Give the entries below again, word for word, and leave out the images.
RECORDS SUPPLIED START
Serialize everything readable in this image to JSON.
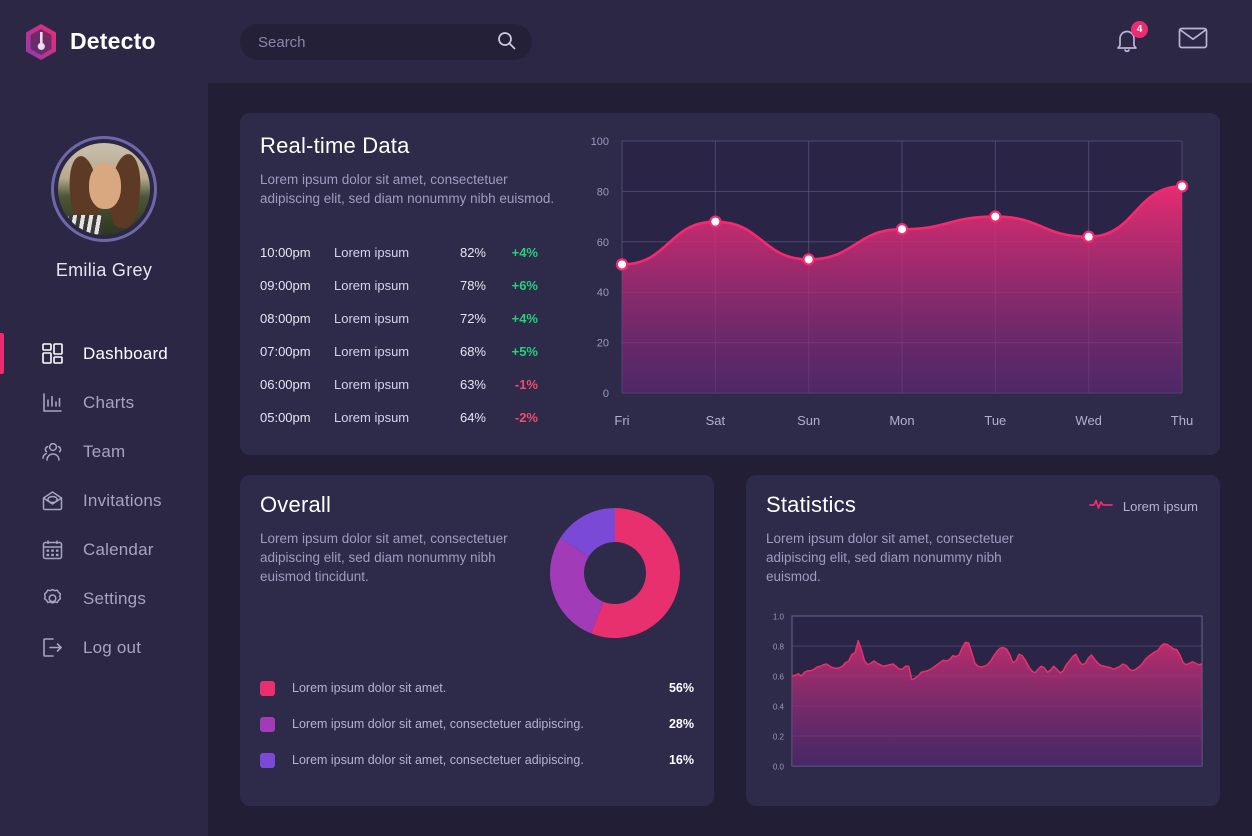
{
  "brand": {
    "name": "Detecto",
    "logo_icon": "hexagon-detector-logo"
  },
  "search": {
    "placeholder": "Search",
    "value": "",
    "icon": "search-icon"
  },
  "topbar": {
    "notifications": {
      "icon": "bell-icon",
      "count": "4"
    },
    "messages": {
      "icon": "envelope-icon"
    }
  },
  "sidebar": {
    "user": {
      "name": "Emilia Grey",
      "avatar": "user-avatar-photo"
    },
    "items": [
      {
        "label": "Dashboard",
        "icon": "dashboard-grid-icon",
        "active": true
      },
      {
        "label": "Charts",
        "icon": "bar-chart-icon",
        "active": false
      },
      {
        "label": "Team",
        "icon": "people-icon",
        "active": false
      },
      {
        "label": "Invitations",
        "icon": "open-envelope-icon",
        "active": false
      },
      {
        "label": "Calendar",
        "icon": "calendar-icon",
        "active": false
      },
      {
        "label": "Settings",
        "icon": "gear-icon",
        "active": false
      },
      {
        "label": "Log out",
        "icon": "logout-arrow-icon",
        "active": false
      }
    ]
  },
  "realtime": {
    "title": "Real-time Data",
    "description": "Lorem ipsum dolor sit amet, consectetuer adipiscing elit, sed diam nonummy nibh euismod.",
    "rows": [
      {
        "time": "10:00pm",
        "label": "Lorem ipsum",
        "value": "82%",
        "delta": "+4%",
        "dir": "up"
      },
      {
        "time": "09:00pm",
        "label": "Lorem ipsum",
        "value": "78%",
        "delta": "+6%",
        "dir": "up"
      },
      {
        "time": "08:00pm",
        "label": "Lorem ipsum",
        "value": "72%",
        "delta": "+4%",
        "dir": "up"
      },
      {
        "time": "07:00pm",
        "label": "Lorem ipsum",
        "value": "68%",
        "delta": "+5%",
        "dir": "up"
      },
      {
        "time": "06:00pm",
        "label": "Lorem ipsum",
        "value": "63%",
        "delta": "-1%",
        "dir": "down"
      },
      {
        "time": "05:00pm",
        "label": "Lorem ipsum",
        "value": "64%",
        "delta": "-2%",
        "dir": "down"
      }
    ]
  },
  "overall": {
    "title": "Overall",
    "description": "Lorem ipsum dolor sit amet, consectetuer adipiscing elit, sed diam nonummy nibh euismod tincidunt.",
    "legend": [
      {
        "label": "Lorem ipsum dolor sit amet.",
        "pct": "56%",
        "color": "#e8306f"
      },
      {
        "label": "Lorem ipsum dolor sit amet, consectetuer adipiscing.",
        "pct": "28%",
        "color": "#a23bb8"
      },
      {
        "label": "Lorem ipsum dolor sit amet, consectetuer adipiscing.",
        "pct": "16%",
        "color": "#7a4ad6"
      }
    ]
  },
  "statistics": {
    "title": "Statistics",
    "description": "Lorem ipsum dolor sit amet, consectetuer adipiscing elit, sed diam nonummy nibh euismod.",
    "legend_label": "Lorem ipsum",
    "legend_icon": "pulse-line-icon"
  },
  "colors": {
    "page_bg": "#211e36",
    "sidebar_bg": "#2b2745",
    "card_bg": "#2e2a4a",
    "accent_pink": "#ee2b71",
    "accent_purple": "#7a4ad6",
    "up_green": "#27d07a",
    "down_red": "#ef4c6e"
  },
  "chart_data": [
    {
      "type": "area",
      "id": "realtime-line-chart",
      "title": "Real-time Data",
      "x": [
        "Fri",
        "Sat",
        "Sun",
        "Mon",
        "Tue",
        "Wed",
        "Thu"
      ],
      "values": [
        51,
        68,
        53,
        65,
        70,
        62,
        82
      ],
      "ylim": [
        0,
        100
      ],
      "yticks": [
        0,
        20,
        40,
        60,
        80,
        100
      ],
      "xlabel": "",
      "ylabel": "",
      "grid": true,
      "legend": "none",
      "line_color": "#f5296f",
      "marker": "white-dot"
    },
    {
      "type": "pie",
      "id": "overall-donut-chart",
      "title": "Overall",
      "labels": [
        "Lorem ipsum dolor sit amet.",
        "Lorem ipsum dolor sit amet, consectetuer adipiscing.",
        "Lorem ipsum dolor sit amet, consectetuer adipiscing."
      ],
      "values": [
        56,
        28,
        16
      ],
      "colors": [
        "#e8306f",
        "#a23bb8",
        "#7a4ad6"
      ],
      "donut": true,
      "legend": "bottom"
    },
    {
      "type": "area",
      "id": "statistics-area-chart",
      "title": "Statistics",
      "ylim": [
        0.0,
        1.0
      ],
      "yticks": [
        "0.0",
        "0.2",
        "0.4",
        "0.6",
        "0.8",
        "1.0"
      ],
      "xlabel": "",
      "ylabel": "",
      "grid": true,
      "legend": "Lorem ipsum",
      "line_color": "#e8306f",
      "values": [
        0.6,
        0.605,
        0.615,
        0.6,
        0.625,
        0.635,
        0.635,
        0.645,
        0.66,
        0.665,
        0.675,
        0.68,
        0.665,
        0.655,
        0.65,
        0.655,
        0.665,
        0.69,
        0.7,
        0.745,
        0.755,
        0.835,
        0.775,
        0.7,
        0.675,
        0.685,
        0.7,
        0.685,
        0.675,
        0.665,
        0.67,
        0.675,
        0.68,
        0.665,
        0.645,
        0.645,
        0.665,
        0.665,
        0.575,
        0.585,
        0.6,
        0.625,
        0.63,
        0.635,
        0.645,
        0.66,
        0.675,
        0.69,
        0.705,
        0.7,
        0.71,
        0.735,
        0.73,
        0.74,
        0.79,
        0.825,
        0.82,
        0.755,
        0.685,
        0.665,
        0.66,
        0.665,
        0.675,
        0.7,
        0.735,
        0.765,
        0.785,
        0.79,
        0.78,
        0.745,
        0.69,
        0.7,
        0.745,
        0.735,
        0.705,
        0.665,
        0.635,
        0.62,
        0.645,
        0.665,
        0.655,
        0.625,
        0.64,
        0.665,
        0.645,
        0.62,
        0.635,
        0.675,
        0.7,
        0.73,
        0.745,
        0.7,
        0.675,
        0.685,
        0.72,
        0.74,
        0.71,
        0.685,
        0.67,
        0.665,
        0.66,
        0.655,
        0.645,
        0.655,
        0.665,
        0.68,
        0.67,
        0.645,
        0.635,
        0.645,
        0.66,
        0.68,
        0.71,
        0.73,
        0.745,
        0.76,
        0.77,
        0.8,
        0.815,
        0.81,
        0.795,
        0.78,
        0.775,
        0.74,
        0.69,
        0.675,
        0.685,
        0.695,
        0.685,
        0.675,
        0.68
      ]
    }
  ]
}
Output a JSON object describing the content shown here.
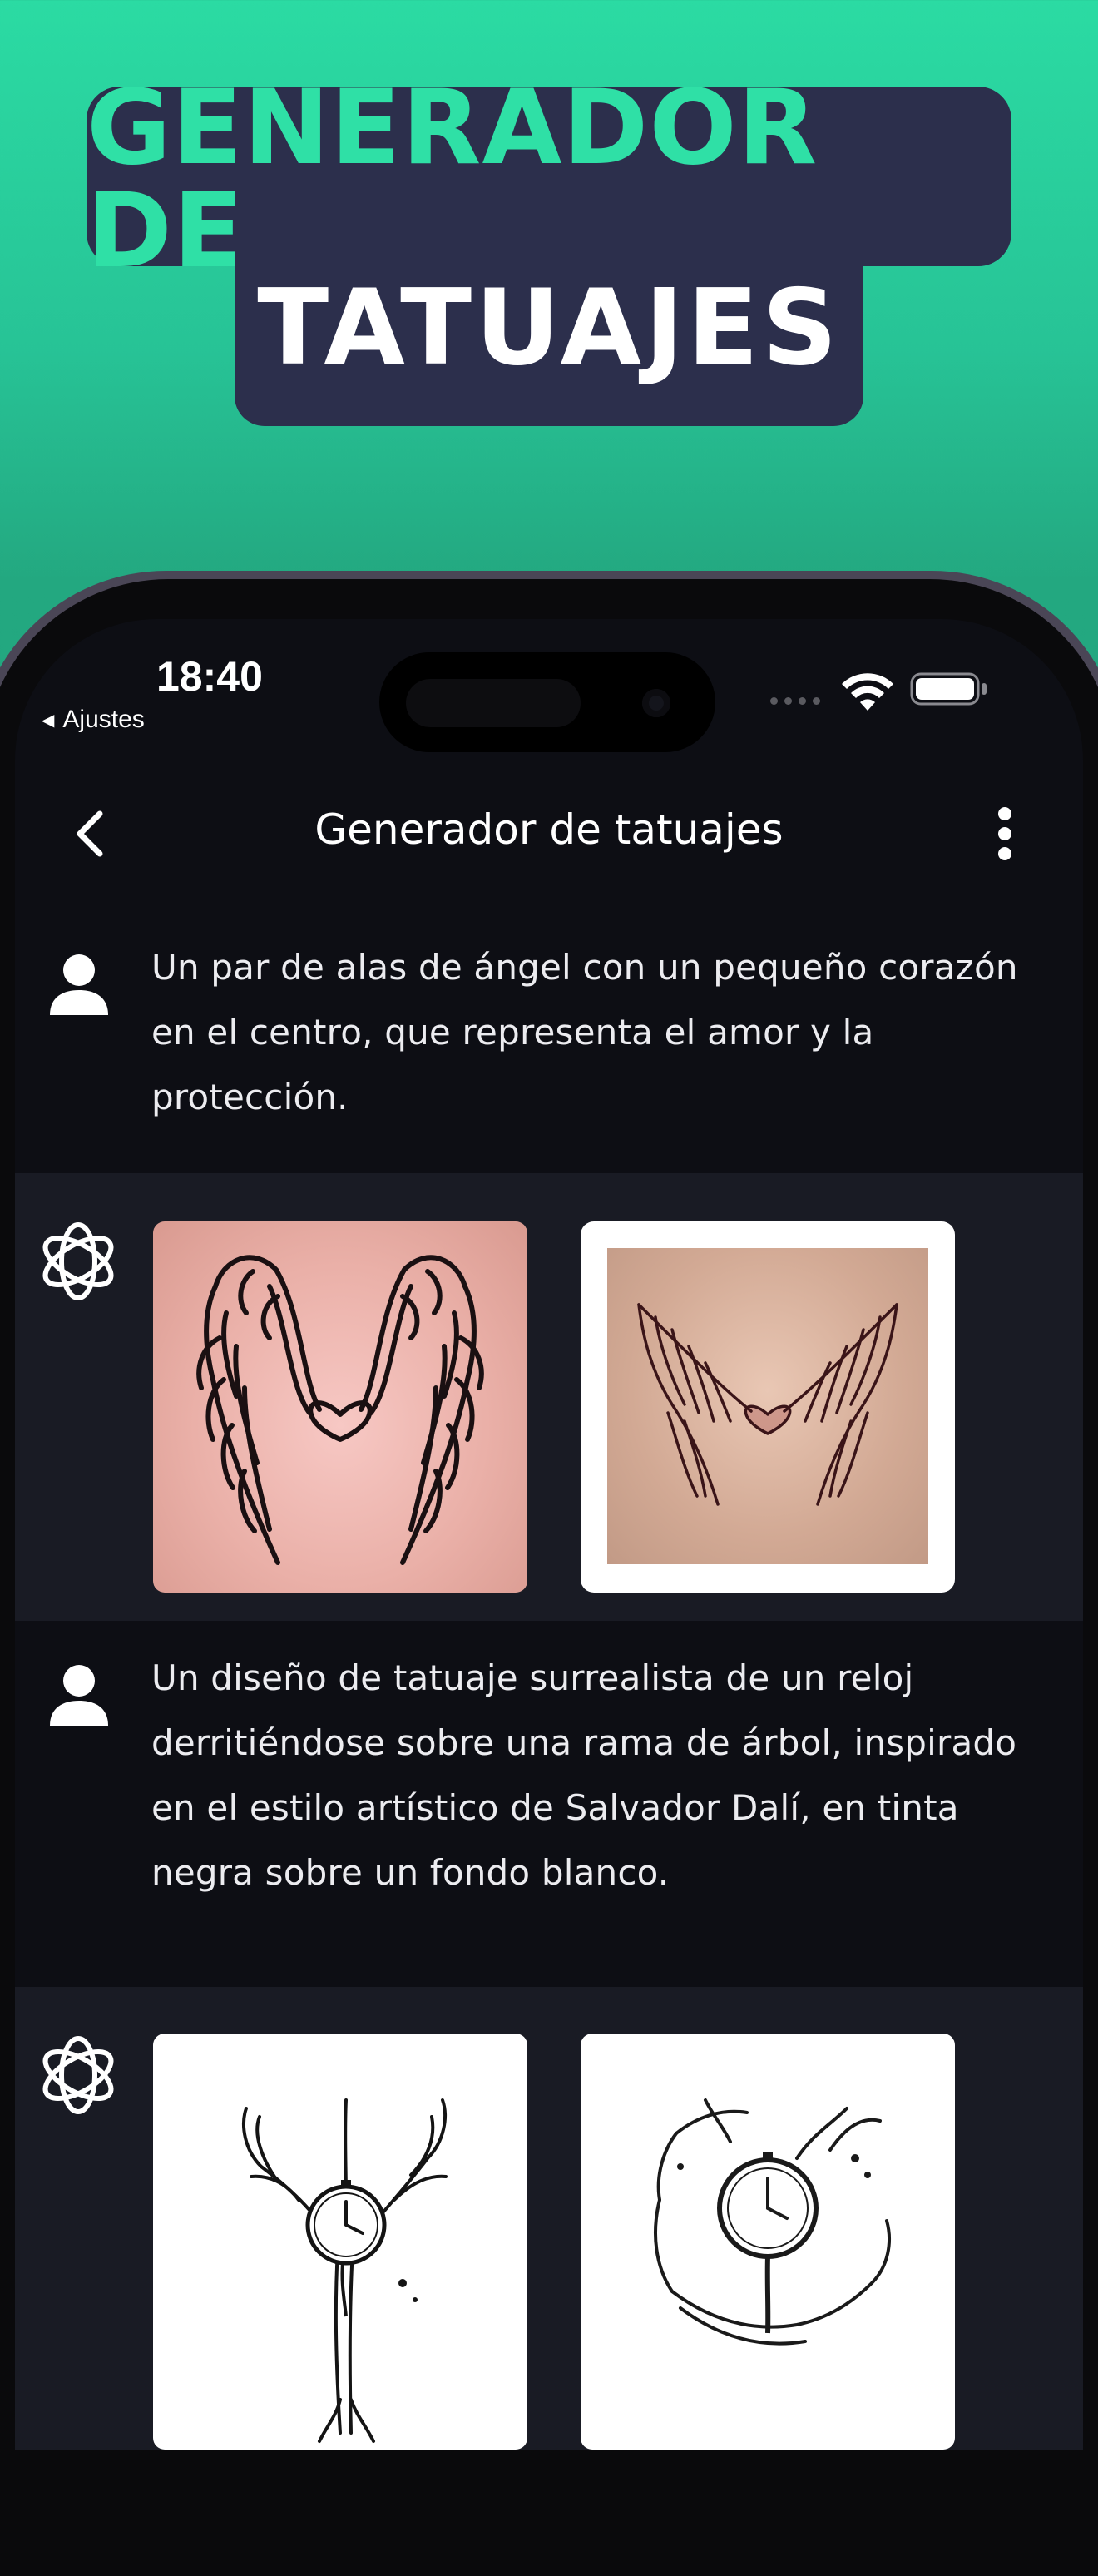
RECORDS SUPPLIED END
- RESULT OF THIS TASK:
Serialize everything readable in this image to JSON.
{
  "brand": {
    "name": "Detecto",
    "logo_icon": "hexagon-detector-logo"
  },
  "search": {
    "placeholder": "Search",
    "value": "",
    "icon": "search-icon"
  },
  "topbar": {
    "notifications": {
      "icon": "bell-icon",
      "count": "4"
    },
    "messages": {
      "icon": "envelope-icon"
    }
  },
  "sidebar": {
    "user": {
      "name": "Emilia Grey",
      "avatar": "user-avatar-photo"
    },
    "items": [
      {
        "label": "Dashboard",
        "icon": "dashboard-grid-icon",
        "active": true
      },
      {
        "label": "Charts",
        "icon": "bar-chart-icon",
        "active": false
      },
      {
        "label": "Team",
        "icon": "people-icon",
        "active": false
      },
      {
        "label": "Invitations",
        "icon": "open-envelope-icon",
        "active": false
      },
      {
        "label": "Calendar",
        "icon": "calendar-icon",
        "active": false
      },
      {
        "label": "Settings",
        "icon": "gear-icon",
        "active": false
      },
      {
        "label": "Log out",
        "icon": "logout-arrow-icon",
        "active": false
      }
    ]
  },
  "realtime": {
    "title": "Real-time Data",
    "description": "Lorem ipsum dolor sit amet, consectetuer adipiscing elit, sed diam nonummy nibh euismod.",
    "rows": [
      {
        "time": "10:00pm",
        "label": "Lorem ipsum",
        "value": "82%",
        "delta": "+4%",
        "dir": "up"
      },
      {
        "time": "09:00pm",
        "label": "Lorem ipsum",
        "value": "78%",
        "delta": "+6%",
        "dir": "up"
      },
      {
        "time": "08:00pm",
        "label": "Lorem ipsum",
        "value": "72%",
        "delta": "+4%",
        "dir": "up"
      },
      {
        "time": "07:00pm",
        "label": "Lorem ipsum",
        "value": "68%",
        "delta": "+5%",
        "dir": "up"
      },
      {
        "time": "06:00pm",
        "label": "Lorem ipsum",
        "value": "63%",
        "delta": "-1%",
        "dir": "down"
      },
      {
        "time": "05:00pm",
        "label": "Lorem ipsum",
        "value": "64%",
        "delta": "-2%",
        "dir": "down"
      }
    ]
  },
  "overall": {
    "title": "Overall",
    "description": "Lorem ipsum dolor sit amet, consectetuer adipiscing elit, sed diam nonummy nibh euismod tincidunt.",
    "legend": [
      {
        "label": "Lorem ipsum dolor sit amet.",
        "pct": "56%",
        "color": "#e8306f"
      },
      {
        "label": "Lorem ipsum dolor sit amet, consectetuer adipiscing.",
        "pct": "28%",
        "color": "#a23bb8"
      },
      {
        "label": "Lorem ipsum dolor sit amet, consectetuer adipiscing.",
        "pct": "16%",
        "color": "#7a4ad6"
      }
    ]
  },
  "statistics": {
    "title": "Statistics",
    "description": "Lorem ipsum dolor sit amet, consectetuer adipiscing elit, sed diam nonummy nibh euismod.",
    "legend_label": "Lorem ipsum",
    "legend_icon": "pulse-line-icon"
  },
  "colors": {
    "page_bg": "#211e36",
    "sidebar_bg": "#2b2745",
    "card_bg": "#2e2a4a",
    "accent_pink": "#ee2b71",
    "accent_purple": "#7a4ad6",
    "up_green": "#27d07a",
    "down_red": "#ef4c6e"
  },
  "chart_data": [
    {
      "type": "area",
      "id": "realtime-line-chart",
      "title": "Real-time Data",
      "x": [
        "Fri",
        "Sat",
        "Sun",
        "Mon",
        "Tue",
        "Wed",
        "Thu"
      ],
      "values": [
        51,
        68,
        53,
        65,
        70,
        62,
        82
      ],
      "ylim": [
        0,
        100
      ],
      "yticks": [
        0,
        20,
        40,
        60,
        80,
        100
      ],
      "xlabel": "",
      "ylabel": "",
      "grid": true,
      "legend": "none",
      "line_color": "#f5296f",
      "marker": "white-dot"
    },
    {
      "type": "pie",
      "id": "overall-donut-chart",
      "title": "Overall",
      "labels": [
        "Lorem ipsum dolor sit amet.",
        "Lorem ipsum dolor sit amet, consectetuer adipiscing.",
        "Lorem ipsum dolor sit amet, consectetuer adipiscing."
      ],
      "values": [
        56,
        28,
        16
      ],
      "colors": [
        "#e8306f",
        "#a23bb8",
        "#7a4ad6"
      ],
      "donut": true,
      "legend": "bottom"
    },
    {
      "type": "area",
      "id": "statistics-area-chart",
      "title": "Statistics",
      "ylim": [
        0.0,
        1.0
      ],
      "yticks": [
        "0.0",
        "0.2",
        "0.4",
        "0.6",
        "0.8",
        "1.0"
      ],
      "xlabel": "",
      "ylabel": "",
      "grid": true,
      "legend": "Lorem ipsum",
      "line_color": "#e8306f",
      "values": [
        0.6,
        0.605,
        0.615,
        0.6,
        0.625,
        0.635,
        0.635,
        0.645,
        0.66,
        0.665,
        0.675,
        0.68,
        0.665,
        0.655,
        0.65,
        0.655,
        0.665,
        0.69,
        0.7,
        0.745,
        0.755,
        0.835,
        0.775,
        0.7,
        0.675,
        0.685,
        0.7,
        0.685,
        0.675,
        0.665,
        0.67,
        0.675,
        0.68,
        0.665,
        0.645,
        0.645,
        0.665,
        0.665,
        0.575,
        0.585,
        0.6,
        0.625,
        0.63,
        0.635,
        0.645,
        0.66,
        0.675,
        0.69,
        0.705,
        0.7,
        0.71,
        0.735,
        0.73,
        0.74,
        0.79,
        0.825,
        0.82,
        0.755,
        0.685,
        0.665,
        0.66,
        0.665,
        0.675,
        0.7,
        0.735,
        0.765,
        0.785,
        0.79,
        0.78,
        0.745,
        0.69,
        0.7,
        0.745,
        0.735,
        0.705,
        0.665,
        0.635,
        0.62,
        0.645,
        0.665,
        0.655,
        0.625,
        0.64,
        0.665,
        0.645,
        0.62,
        0.635,
        0.675,
        0.7,
        0.73,
        0.745,
        0.7,
        0.675,
        0.685,
        0.72,
        0.74,
        0.71,
        0.685,
        0.67,
        0.665,
        0.66,
        0.655,
        0.645,
        0.655,
        0.665,
        0.68,
        0.67,
        0.645,
        0.635,
        0.645,
        0.66,
        0.68,
        0.71,
        0.73,
        0.745,
        0.76,
        0.77,
        0.8,
        0.815,
        0.81,
        0.795,
        0.78,
        0.775,
        0.74,
        0.69,
        0.675,
        0.685,
        0.695,
        0.685,
        0.675,
        0.68
      ]
    }
  ]
}
Output a JSON object describing the content shown here.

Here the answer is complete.